• [WHAT THE TASK REQUIRES]: Reproduce all of the data exactly as written.

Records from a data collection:
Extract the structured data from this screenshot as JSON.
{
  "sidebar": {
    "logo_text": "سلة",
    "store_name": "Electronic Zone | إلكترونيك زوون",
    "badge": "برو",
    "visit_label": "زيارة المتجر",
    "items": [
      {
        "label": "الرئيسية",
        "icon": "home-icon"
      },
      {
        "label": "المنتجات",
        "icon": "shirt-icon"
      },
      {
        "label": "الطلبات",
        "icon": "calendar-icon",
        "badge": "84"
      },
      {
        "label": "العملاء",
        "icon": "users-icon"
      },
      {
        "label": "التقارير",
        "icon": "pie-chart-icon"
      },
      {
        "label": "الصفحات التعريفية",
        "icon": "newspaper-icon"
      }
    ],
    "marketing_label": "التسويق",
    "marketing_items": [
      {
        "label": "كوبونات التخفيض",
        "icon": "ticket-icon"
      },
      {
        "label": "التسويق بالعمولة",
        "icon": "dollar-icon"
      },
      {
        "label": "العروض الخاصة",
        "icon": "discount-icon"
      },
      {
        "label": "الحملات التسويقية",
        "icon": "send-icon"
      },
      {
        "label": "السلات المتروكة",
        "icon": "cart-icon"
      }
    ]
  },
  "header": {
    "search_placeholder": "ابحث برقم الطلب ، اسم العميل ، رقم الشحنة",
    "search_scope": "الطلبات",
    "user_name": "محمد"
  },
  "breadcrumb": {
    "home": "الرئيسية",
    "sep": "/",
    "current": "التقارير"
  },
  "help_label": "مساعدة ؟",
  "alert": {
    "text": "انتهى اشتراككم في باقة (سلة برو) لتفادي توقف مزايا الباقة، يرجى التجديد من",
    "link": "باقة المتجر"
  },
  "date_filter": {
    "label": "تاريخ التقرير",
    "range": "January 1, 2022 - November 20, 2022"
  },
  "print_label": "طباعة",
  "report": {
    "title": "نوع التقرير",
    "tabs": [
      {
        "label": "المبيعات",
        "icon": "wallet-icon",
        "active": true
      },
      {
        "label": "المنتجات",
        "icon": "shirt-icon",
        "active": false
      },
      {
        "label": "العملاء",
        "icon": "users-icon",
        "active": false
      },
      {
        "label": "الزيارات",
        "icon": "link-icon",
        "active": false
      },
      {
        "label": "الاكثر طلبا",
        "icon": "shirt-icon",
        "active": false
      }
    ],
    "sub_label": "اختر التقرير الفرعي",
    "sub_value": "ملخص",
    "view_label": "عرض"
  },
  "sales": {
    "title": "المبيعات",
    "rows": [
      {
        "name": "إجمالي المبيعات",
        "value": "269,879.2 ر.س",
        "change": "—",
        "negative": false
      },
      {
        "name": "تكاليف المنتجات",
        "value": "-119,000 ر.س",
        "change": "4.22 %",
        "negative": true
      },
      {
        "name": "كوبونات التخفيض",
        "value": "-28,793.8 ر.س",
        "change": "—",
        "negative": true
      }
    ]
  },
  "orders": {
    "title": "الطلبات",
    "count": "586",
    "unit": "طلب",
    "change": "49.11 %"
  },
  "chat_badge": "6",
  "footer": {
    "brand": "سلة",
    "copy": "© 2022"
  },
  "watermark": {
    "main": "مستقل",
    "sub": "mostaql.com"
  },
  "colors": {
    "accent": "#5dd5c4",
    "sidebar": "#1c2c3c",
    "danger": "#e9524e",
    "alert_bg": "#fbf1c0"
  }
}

• [RESULT FOR THIS EXERCISE]:
Extract the structured data from this screenshot as JSON.
{
  "sidebar": {
    "logo_text": "سلة",
    "store_name": "Electronic Zone | إلكترونيك زوون",
    "badge": "برو",
    "visit_label": "زيارة المتجر",
    "items": [
      {
        "label": "الرئيسية",
        "icon": "home-icon"
      },
      {
        "label": "المنتجات",
        "icon": "shirt-icon"
      },
      {
        "label": "الطلبات",
        "icon": "calendar-icon",
        "badge": "84"
      },
      {
        "label": "العملاء",
        "icon": "users-icon"
      },
      {
        "label": "التقارير",
        "icon": "pie-chart-icon"
      },
      {
        "label": "الصفحات التعريفية",
        "icon": "newspaper-icon"
      }
    ],
    "marketing_label": "التسويق",
    "marketing_items": [
      {
        "label": "كوبونات التخفيض",
        "icon": "ticket-icon"
      },
      {
        "label": "التسويق بالعمولة",
        "icon": "dollar-icon"
      },
      {
        "label": "العروض الخاصة",
        "icon": "discount-icon"
      },
      {
        "label": "الحملات التسويقية",
        "icon": "send-icon"
      },
      {
        "label": "السلات المتروكة",
        "icon": "cart-icon"
      }
    ]
  },
  "header": {
    "search_placeholder": "ابحث برقم الطلب ، اسم العميل ، رقم الشحنة",
    "search_scope": "الطلبات",
    "user_name": "محمد"
  },
  "breadcrumb": {
    "home": "الرئيسية",
    "sep": "/",
    "current": "التقارير"
  },
  "help_label": "مساعدة ؟",
  "alert": {
    "text": "انتهى اشتراككم في باقة (سلة برو) لتفادي توقف مزايا الباقة، يرجى التجديد من",
    "link": "باقة المتجر"
  },
  "date_filter": {
    "label": "تاريخ التقرير",
    "range": "January 1, 2022 - November 20, 2022"
  },
  "print_label": "طباعة",
  "report": {
    "title": "نوع التقرير",
    "tabs": [
      {
        "label": "المبيعات",
        "icon": "wallet-icon",
        "active": true
      },
      {
        "label": "المنتجات",
        "icon": "shirt-icon",
        "active": false
      },
      {
        "label": "العملاء",
        "icon": "users-icon",
        "active": false
      },
      {
        "label": "الزيارات",
        "icon": "link-icon",
        "active": false
      },
      {
        "label": "الاكثر طلبا",
        "icon": "shirt-icon",
        "active": false
      }
    ],
    "sub_label": "اختر التقرير الفرعي",
    "sub_value": "ملخص",
    "view_label": "عرض"
  },
  "sales": {
    "title": "المبيعات",
    "rows": [
      {
        "name": "إجمالي المبيعات",
        "value": "269,879.2 ر.س",
        "change": "—",
        "negative": false
      },
      {
        "name": "تكاليف المنتجات",
        "value": "-119,000 ر.س",
        "change": "4.22 %",
        "negative": true
      },
      {
        "name": "كوبونات التخفيض",
        "value": "-28,793.8 ر.س",
        "change": "—",
        "negative": true
      }
    ]
  },
  "orders": {
    "title": "الطلبات",
    "count": "586",
    "unit": "طلب",
    "change": "49.11 %"
  },
  "chat_badge": "6",
  "footer": {
    "brand": "سلة",
    "copy": "© 2022"
  },
  "watermark": {
    "main": "مستقل",
    "sub": "mostaql.com"
  },
  "colors": {
    "accent": "#5dd5c4",
    "sidebar": "#1c2c3c",
    "danger": "#e9524e",
    "alert_bg": "#fbf1c0"
  }
}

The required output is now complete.